I still "appear" and can be contacted at +44 794xxxxxxx on WhatsApp, even when I'm in Singapore on +65 9xxxxx 


In effect, WhatsApp decouples your E164 phone number from your access provider and turns it into an OTT ID. It does mean that you need to keep your old number "live" eg sending one SMS per month on a prepay PAYG account, though - presumably it all gets a bit messy if the number expires and gets re-allocated to someone else, although that could probably be worked out in the cloud by looking at your social graph.

My sense is that this will drive continued growth and stickiness of WhatsApp in countries without MNP, or where it is cumbersome. It also means that every incidence of churn will likely further entrench its use.

One other comment about WhatsApp - it (or its various competitors like LINE) is indispensable for people with friends living abroad. International SMS pricing is still, for the most part, ludicrously high and often opaque to end-users. It took me 5 minutes to find that my UK operators charges me 30p (c$0.50) for sending texts to non-UK numbers. There isn't even a price listed on the website for international MMS/picture messages. Obviously, I message my friends in Singapore or the US or Germany via another chat application or email instead, as I'm sure most other people do as well.

It will be interesting to see how the still-minor telco RCS community handles this dilemma - it's pointless to discuss multi-operator interoperability, or RCS "hubs" or the IPX interconnect network, if it is driven by silly wholesale termination fees for messages. And yet I see little indication that there will be global, free RCS peering any time soon. And if users prefer WhatsApp to RCS some of the time (ie chatting to international friends) then they'll likely use it all of the time, especially if they churn as well.

3 comments:

Vuk Mateiovich said...

Dear Dean,

we're in the progress of doing just that. Starting an all MVNE and having the ear of multiple carriers...since we are forming a carrierless network. Termination and all.
I would really like to invite you for sharing your thoughts about the impossibilities.

vuk@scarlet.nl said...

Dear Dean,

we're in the progress of doing just that. Starting an all IP MVNE and having the ear of multiple carriers...since we are forming a carrier-less network. Termination and all.
I would really like to invite you for sharing your thoughts about the impossibilities.
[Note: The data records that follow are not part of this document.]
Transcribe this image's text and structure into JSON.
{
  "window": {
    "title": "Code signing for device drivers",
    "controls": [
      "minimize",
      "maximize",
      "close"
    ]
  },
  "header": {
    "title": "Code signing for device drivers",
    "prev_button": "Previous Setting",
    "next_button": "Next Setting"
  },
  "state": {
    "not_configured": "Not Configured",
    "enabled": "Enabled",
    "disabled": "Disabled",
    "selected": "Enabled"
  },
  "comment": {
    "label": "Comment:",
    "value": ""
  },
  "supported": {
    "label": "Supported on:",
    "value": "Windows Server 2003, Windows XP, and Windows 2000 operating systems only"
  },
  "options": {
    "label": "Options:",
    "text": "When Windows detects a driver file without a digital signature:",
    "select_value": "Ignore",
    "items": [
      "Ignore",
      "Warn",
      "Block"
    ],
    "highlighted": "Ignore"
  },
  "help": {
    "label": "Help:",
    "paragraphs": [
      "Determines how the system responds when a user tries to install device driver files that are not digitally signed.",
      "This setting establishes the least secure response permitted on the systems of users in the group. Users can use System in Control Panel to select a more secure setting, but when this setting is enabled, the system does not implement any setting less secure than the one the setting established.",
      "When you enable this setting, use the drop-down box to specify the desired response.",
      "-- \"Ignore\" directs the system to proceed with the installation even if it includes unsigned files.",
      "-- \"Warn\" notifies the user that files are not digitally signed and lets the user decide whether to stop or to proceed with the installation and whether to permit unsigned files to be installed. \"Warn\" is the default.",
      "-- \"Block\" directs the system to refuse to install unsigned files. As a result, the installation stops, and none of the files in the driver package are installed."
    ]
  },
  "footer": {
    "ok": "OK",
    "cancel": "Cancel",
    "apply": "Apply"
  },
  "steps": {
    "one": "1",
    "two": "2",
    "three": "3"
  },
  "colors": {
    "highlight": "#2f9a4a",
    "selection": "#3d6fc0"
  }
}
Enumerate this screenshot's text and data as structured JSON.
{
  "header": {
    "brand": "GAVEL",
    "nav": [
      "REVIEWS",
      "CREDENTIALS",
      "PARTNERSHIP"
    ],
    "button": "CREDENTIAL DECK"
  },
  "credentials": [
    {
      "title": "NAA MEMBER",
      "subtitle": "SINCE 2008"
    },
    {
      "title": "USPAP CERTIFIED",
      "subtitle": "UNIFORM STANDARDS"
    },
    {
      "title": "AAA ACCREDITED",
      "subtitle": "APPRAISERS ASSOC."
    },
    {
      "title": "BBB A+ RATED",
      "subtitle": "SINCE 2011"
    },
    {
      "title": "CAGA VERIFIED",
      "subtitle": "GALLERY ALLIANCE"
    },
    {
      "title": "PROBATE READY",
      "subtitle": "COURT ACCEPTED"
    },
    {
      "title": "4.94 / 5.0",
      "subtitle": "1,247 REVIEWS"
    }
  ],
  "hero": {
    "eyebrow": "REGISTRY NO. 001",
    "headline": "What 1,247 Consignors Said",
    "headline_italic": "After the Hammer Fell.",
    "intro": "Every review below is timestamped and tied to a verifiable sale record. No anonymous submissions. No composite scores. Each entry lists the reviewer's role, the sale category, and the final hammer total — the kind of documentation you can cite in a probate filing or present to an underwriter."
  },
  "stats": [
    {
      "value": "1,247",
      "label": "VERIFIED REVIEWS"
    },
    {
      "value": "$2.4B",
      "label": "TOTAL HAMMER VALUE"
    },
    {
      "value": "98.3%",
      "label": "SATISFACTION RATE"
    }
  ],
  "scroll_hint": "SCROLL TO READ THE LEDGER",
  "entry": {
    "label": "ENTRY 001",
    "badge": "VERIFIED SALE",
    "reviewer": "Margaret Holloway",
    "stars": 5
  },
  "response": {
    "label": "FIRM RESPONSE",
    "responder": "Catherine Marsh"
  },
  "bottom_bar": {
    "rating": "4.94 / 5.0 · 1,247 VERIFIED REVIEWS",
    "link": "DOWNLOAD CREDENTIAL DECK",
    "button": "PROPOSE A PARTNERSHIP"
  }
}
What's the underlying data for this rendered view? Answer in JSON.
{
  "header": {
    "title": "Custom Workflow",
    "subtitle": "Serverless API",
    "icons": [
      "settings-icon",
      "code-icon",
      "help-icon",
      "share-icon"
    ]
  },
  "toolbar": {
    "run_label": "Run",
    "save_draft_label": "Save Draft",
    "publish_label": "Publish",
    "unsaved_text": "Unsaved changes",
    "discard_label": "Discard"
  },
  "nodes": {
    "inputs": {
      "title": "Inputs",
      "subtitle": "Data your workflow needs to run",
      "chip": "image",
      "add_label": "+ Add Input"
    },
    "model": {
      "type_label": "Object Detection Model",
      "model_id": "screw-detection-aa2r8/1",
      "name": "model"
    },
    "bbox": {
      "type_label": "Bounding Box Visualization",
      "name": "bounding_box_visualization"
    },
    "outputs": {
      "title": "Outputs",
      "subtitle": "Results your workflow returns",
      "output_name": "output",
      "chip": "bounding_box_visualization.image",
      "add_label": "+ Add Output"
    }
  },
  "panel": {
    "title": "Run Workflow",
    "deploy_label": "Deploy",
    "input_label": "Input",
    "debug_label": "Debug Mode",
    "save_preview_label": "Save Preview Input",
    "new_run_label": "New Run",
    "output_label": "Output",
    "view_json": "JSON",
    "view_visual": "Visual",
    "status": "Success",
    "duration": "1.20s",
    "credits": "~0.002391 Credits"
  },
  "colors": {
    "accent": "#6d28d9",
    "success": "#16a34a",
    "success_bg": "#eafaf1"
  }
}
Tierzero said...

is it me? maybe I don't understand the value of WhatsApp. It reminds me of the ill fated Time/AOL venture. I personally think that Facebook is drowning and WhatsApp is a straw... I could be wrong.